BACKGROUND: Pediatric-onset multiple sclerosis (MS) affects life at a stage vital for social and educational achievements and psychiatric co-morbidity is common after MS onset. Few studies have examined psychiatric morbidity before MS onset.

METHODS: In this nationwide study, detailed case ascertainment was performed in all children with pediatric MS, including chart review. For each MS patient, we selected five controls using density sampling from the entire Danish population, matching controls to children with MS by sex and birthdate. We analyzed data as a nested case-control study with psychiatric morbidity as exposure and MS as outcome, and a matched cohort study with MS as exposure and psychiatric co-morbidity as outcome. Hazard ratios (HR) including 95% confidence intervals (CI) were estimated using Cox regression.

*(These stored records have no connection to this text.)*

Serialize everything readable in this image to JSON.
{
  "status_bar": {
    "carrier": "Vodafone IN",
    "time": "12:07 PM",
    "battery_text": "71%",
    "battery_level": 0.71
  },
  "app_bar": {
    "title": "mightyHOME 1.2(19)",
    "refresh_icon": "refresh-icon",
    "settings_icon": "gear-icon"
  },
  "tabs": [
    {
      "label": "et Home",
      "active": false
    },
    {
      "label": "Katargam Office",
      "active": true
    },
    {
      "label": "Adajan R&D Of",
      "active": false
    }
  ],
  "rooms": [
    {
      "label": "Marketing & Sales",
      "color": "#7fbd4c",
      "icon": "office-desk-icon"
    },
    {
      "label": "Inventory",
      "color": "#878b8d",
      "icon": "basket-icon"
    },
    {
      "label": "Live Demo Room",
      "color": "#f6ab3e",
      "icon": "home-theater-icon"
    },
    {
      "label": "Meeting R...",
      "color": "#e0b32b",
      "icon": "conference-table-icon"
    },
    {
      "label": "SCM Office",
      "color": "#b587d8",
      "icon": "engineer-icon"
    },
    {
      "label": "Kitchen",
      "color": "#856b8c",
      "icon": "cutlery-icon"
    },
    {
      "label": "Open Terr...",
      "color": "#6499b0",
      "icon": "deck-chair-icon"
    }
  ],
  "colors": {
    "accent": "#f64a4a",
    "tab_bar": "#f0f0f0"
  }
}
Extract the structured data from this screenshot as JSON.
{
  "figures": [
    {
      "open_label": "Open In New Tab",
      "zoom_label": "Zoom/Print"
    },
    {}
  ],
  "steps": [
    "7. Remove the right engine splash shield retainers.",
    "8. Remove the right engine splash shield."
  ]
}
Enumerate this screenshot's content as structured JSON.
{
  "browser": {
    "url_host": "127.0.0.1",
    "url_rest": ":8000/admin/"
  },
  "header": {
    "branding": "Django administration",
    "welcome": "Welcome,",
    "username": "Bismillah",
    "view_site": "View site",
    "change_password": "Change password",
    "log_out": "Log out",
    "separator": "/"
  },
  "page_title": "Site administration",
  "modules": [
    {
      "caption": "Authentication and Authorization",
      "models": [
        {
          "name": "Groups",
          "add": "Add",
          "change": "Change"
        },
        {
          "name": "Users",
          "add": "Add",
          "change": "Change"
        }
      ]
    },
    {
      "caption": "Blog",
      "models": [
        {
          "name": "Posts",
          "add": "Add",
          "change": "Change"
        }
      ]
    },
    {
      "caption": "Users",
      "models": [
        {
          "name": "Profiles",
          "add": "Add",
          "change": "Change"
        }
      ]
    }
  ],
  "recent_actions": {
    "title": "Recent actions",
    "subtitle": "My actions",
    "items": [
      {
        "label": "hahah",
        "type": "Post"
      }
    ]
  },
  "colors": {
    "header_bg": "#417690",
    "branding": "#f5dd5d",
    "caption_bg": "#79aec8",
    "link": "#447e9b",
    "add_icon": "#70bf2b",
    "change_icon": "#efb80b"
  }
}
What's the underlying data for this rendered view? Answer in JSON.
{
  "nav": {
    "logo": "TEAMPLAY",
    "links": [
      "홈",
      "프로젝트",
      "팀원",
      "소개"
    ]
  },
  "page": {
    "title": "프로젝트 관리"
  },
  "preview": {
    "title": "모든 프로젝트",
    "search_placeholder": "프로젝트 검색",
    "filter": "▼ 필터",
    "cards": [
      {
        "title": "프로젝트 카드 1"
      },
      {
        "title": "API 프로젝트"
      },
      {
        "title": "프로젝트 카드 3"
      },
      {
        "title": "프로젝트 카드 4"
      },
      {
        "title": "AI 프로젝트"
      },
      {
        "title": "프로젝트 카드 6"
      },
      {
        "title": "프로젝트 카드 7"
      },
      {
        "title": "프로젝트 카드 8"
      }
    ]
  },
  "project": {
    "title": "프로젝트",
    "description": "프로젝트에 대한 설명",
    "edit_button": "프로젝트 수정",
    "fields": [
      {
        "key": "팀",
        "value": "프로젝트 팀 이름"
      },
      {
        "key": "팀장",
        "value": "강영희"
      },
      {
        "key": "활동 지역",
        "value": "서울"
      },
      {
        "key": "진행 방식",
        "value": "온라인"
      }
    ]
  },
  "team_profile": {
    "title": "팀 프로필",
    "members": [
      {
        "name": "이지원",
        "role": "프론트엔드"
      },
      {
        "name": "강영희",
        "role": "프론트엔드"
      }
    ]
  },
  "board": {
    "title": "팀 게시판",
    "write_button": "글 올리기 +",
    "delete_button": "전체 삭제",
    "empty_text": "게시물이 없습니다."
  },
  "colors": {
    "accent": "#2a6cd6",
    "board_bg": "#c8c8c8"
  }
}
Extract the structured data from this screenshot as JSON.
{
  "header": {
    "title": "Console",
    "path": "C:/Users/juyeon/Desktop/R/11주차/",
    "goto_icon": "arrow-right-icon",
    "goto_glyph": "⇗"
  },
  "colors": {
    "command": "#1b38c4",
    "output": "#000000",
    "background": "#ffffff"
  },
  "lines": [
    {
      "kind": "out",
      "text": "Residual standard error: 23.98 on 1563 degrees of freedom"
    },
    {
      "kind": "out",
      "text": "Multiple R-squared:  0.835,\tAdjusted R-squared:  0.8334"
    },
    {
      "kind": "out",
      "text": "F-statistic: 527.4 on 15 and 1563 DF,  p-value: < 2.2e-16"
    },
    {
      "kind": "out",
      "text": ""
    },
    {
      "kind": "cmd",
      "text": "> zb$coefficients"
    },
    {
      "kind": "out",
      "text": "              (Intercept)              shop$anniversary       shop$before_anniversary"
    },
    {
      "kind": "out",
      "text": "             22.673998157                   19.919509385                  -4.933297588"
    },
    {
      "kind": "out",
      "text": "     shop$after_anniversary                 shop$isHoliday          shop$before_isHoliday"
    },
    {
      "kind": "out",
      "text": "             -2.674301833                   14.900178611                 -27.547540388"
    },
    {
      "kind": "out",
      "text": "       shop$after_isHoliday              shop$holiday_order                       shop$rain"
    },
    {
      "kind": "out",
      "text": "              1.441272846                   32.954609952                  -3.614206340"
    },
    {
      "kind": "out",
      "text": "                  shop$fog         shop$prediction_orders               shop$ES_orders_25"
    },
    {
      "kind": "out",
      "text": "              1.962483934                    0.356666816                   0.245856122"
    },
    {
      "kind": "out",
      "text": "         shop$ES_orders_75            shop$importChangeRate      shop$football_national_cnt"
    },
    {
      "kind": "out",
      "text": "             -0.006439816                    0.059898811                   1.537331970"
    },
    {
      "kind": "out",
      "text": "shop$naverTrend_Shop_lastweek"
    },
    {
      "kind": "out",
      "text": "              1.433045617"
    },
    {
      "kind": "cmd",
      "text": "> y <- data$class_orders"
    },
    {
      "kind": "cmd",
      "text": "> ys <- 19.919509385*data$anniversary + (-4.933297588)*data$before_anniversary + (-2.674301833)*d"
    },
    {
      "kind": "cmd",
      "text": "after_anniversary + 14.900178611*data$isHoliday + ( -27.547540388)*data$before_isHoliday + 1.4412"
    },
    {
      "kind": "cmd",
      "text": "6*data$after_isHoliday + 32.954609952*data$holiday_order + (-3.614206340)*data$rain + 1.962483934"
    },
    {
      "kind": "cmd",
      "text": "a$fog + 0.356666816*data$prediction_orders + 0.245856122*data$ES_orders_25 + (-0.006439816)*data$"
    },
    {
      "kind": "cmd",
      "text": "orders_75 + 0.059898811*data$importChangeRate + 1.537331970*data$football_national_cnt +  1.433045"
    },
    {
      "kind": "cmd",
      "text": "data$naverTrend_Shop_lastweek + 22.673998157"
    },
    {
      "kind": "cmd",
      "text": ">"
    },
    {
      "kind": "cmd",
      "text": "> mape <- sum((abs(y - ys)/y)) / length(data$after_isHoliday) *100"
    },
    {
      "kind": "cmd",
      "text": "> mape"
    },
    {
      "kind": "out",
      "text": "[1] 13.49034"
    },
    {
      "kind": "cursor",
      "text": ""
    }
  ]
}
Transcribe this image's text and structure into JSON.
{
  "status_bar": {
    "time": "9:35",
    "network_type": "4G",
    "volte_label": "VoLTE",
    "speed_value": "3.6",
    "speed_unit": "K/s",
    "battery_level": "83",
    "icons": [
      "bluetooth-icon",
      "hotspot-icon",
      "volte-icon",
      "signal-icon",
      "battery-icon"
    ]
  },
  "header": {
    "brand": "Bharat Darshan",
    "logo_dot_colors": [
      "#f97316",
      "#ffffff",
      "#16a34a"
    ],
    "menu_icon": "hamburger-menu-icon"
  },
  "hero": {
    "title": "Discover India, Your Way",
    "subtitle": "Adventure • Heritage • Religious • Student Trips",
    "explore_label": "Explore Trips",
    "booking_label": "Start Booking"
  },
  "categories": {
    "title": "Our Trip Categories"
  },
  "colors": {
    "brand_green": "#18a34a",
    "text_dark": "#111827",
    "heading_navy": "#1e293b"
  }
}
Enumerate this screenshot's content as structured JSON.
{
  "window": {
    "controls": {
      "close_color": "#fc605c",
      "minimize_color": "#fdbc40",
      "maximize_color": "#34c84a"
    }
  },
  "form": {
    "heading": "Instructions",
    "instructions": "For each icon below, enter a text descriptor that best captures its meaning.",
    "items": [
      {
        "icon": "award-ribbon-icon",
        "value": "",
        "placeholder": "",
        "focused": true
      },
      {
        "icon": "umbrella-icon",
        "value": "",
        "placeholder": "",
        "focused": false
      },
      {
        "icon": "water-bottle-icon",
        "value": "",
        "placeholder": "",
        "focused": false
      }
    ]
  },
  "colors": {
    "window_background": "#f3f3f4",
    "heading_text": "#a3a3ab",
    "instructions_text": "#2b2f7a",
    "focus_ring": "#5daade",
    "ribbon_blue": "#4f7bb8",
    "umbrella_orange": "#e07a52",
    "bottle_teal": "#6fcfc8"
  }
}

RESULTS: We identified 212 children with MS and 1060 controls. No association between psychiatric morbidity and the rate of MS was found before MS onset. After MS onset, children with MS had two times higher hazard for psychiatric co-morbidity compared with children without MS (HR=2.0; 95% CI=1.3-3.1; p<0.001).

CONCLUSION: Psychiatric morbidity seems to commence after MS onset, making screening for neuropsychiatric conditions pertinent in newly-diagnosed children with MS.

Original languageEnglish
JournalMultiple Sclerosis and Related Disorders
Volume19
Pages (from-to)30-34
Number of pages5
ISSN2211-0348
DOIs
Publication statusPublished - Jan 2018

    Research areas

  • Journal Article

ID: 185848328